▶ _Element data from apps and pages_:
--- START ---

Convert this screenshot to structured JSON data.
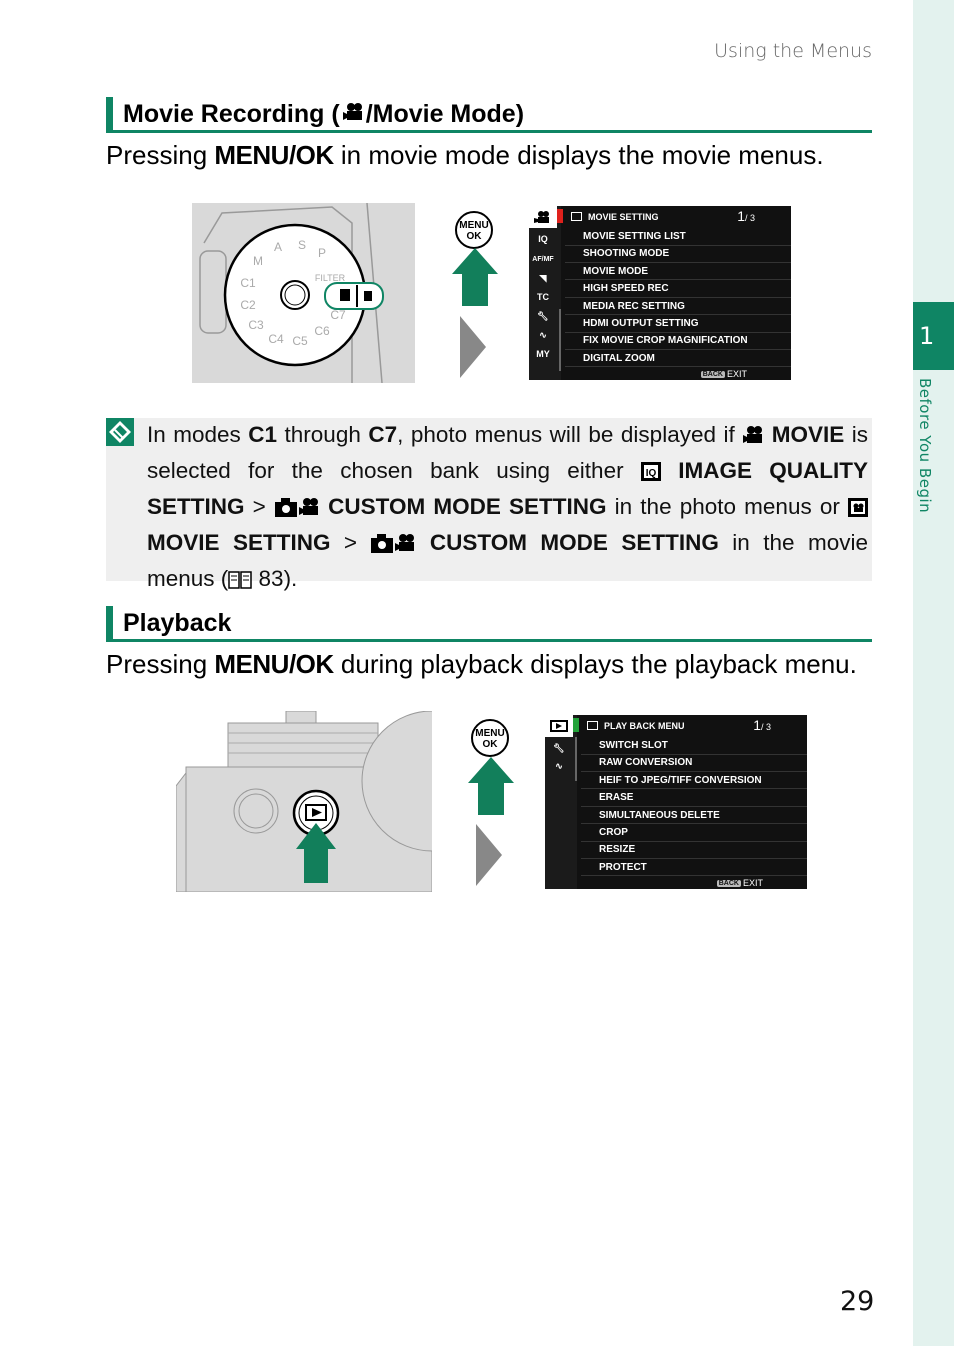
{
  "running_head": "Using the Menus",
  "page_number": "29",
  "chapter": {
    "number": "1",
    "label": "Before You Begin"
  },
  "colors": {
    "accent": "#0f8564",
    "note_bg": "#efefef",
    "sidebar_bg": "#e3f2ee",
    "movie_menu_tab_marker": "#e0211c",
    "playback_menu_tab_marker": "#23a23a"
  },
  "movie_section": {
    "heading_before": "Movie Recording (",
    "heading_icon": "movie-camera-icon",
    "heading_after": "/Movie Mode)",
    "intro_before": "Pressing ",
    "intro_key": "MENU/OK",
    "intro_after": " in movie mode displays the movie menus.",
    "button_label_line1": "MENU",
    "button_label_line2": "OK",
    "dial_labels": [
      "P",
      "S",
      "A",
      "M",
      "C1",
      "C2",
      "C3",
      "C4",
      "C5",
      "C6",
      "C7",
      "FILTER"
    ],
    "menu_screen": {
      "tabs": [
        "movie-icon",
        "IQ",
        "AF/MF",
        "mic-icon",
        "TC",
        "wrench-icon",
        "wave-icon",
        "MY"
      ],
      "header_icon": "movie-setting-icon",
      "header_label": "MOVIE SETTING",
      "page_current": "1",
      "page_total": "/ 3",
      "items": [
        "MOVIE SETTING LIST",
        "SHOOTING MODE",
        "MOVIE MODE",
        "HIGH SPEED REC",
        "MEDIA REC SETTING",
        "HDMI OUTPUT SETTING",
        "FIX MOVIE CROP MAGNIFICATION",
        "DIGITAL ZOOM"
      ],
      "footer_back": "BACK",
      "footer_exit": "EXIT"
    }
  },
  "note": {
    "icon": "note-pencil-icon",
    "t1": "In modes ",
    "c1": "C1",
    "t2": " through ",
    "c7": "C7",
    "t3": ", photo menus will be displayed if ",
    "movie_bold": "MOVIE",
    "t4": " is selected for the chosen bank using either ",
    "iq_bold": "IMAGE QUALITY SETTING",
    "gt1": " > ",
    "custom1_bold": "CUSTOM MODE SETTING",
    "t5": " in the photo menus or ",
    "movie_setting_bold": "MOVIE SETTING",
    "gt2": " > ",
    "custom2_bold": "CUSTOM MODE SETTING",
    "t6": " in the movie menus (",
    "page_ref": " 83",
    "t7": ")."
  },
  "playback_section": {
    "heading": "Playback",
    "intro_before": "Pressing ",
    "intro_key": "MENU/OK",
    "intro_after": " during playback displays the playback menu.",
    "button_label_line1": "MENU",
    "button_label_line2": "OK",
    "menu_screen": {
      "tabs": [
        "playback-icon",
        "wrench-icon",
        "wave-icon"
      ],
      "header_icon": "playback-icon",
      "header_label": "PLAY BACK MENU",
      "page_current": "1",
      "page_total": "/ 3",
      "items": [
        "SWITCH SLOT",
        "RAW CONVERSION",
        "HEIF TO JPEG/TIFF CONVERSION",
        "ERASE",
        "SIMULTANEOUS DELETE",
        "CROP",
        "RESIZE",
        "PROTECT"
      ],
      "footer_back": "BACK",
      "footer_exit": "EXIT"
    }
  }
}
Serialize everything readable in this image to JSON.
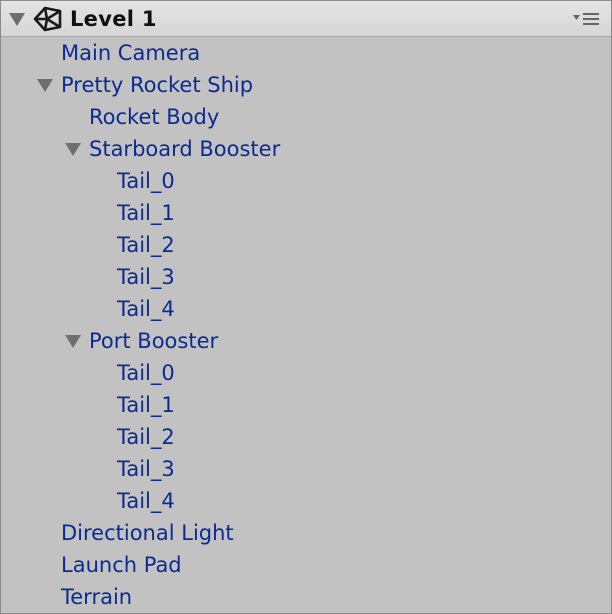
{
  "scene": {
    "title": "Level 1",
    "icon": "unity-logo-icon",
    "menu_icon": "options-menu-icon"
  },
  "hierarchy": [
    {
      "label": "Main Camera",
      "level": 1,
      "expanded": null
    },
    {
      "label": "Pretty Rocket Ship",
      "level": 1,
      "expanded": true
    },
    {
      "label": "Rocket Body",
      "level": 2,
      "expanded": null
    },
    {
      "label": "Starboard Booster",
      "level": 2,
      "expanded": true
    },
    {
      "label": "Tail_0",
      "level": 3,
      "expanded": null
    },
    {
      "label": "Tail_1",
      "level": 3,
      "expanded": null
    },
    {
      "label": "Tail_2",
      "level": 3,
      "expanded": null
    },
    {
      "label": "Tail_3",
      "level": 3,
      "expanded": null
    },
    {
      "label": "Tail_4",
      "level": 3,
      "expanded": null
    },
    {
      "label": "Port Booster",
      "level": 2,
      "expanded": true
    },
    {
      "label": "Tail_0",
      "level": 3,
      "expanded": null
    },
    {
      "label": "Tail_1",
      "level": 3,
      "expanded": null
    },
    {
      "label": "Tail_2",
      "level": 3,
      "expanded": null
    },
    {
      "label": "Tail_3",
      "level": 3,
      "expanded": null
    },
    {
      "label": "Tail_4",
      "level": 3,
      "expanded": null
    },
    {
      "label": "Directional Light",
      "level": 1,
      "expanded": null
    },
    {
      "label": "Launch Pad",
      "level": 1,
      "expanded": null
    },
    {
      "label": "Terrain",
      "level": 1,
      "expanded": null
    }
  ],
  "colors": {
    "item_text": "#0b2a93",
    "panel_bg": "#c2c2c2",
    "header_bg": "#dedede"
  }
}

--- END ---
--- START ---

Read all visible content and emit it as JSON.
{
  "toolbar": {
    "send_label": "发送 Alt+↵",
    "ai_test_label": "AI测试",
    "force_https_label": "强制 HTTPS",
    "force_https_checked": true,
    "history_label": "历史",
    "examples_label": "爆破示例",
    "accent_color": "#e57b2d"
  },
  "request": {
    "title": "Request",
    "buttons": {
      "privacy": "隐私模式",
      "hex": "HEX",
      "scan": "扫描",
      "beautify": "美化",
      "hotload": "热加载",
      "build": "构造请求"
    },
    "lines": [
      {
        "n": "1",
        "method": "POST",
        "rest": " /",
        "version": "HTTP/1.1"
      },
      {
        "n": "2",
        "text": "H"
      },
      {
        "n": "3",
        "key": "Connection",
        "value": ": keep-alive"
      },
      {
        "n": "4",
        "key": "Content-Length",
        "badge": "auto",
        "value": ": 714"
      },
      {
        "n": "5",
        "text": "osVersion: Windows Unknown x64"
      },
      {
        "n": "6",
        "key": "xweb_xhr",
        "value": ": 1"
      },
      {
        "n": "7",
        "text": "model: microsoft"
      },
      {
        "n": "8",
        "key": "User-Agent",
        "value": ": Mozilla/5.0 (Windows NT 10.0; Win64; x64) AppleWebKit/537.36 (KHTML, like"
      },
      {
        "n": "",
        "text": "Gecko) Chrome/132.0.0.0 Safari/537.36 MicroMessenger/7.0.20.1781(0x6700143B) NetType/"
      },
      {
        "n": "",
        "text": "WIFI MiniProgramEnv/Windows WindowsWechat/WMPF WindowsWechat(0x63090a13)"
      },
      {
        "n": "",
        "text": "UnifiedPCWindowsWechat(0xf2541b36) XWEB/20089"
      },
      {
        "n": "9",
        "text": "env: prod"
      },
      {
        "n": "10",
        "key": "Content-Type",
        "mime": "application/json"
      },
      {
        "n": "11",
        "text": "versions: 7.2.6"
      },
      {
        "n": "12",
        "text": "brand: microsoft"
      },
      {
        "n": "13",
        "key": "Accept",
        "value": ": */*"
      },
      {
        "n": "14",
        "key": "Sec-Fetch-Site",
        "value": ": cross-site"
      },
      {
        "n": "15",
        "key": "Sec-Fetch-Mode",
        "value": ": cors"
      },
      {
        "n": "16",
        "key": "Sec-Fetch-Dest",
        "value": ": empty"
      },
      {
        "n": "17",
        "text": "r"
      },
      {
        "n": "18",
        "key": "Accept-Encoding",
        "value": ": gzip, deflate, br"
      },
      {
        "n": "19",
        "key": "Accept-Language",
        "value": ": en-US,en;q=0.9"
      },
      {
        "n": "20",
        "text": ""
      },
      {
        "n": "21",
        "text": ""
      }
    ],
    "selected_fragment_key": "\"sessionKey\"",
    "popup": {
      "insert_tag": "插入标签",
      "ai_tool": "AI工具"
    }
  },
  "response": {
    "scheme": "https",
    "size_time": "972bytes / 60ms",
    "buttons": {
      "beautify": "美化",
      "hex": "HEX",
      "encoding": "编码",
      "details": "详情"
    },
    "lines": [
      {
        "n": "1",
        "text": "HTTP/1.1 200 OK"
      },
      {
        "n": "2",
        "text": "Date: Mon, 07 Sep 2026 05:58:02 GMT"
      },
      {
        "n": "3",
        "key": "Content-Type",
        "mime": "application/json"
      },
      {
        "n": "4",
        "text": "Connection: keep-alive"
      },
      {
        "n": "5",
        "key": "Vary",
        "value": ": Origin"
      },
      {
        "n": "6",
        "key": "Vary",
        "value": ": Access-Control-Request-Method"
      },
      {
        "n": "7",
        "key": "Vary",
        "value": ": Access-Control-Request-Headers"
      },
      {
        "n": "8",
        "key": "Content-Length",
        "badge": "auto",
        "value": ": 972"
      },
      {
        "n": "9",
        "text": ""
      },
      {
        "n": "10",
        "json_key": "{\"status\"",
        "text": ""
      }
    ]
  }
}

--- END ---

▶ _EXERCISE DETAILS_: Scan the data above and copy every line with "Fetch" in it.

▶ _OUTPUT OF THE TASK_:
        "key": "Sec-Fetch-Site",
        "key": "Sec-Fetch-Mode",
        "key": "Sec-Fetch-Dest",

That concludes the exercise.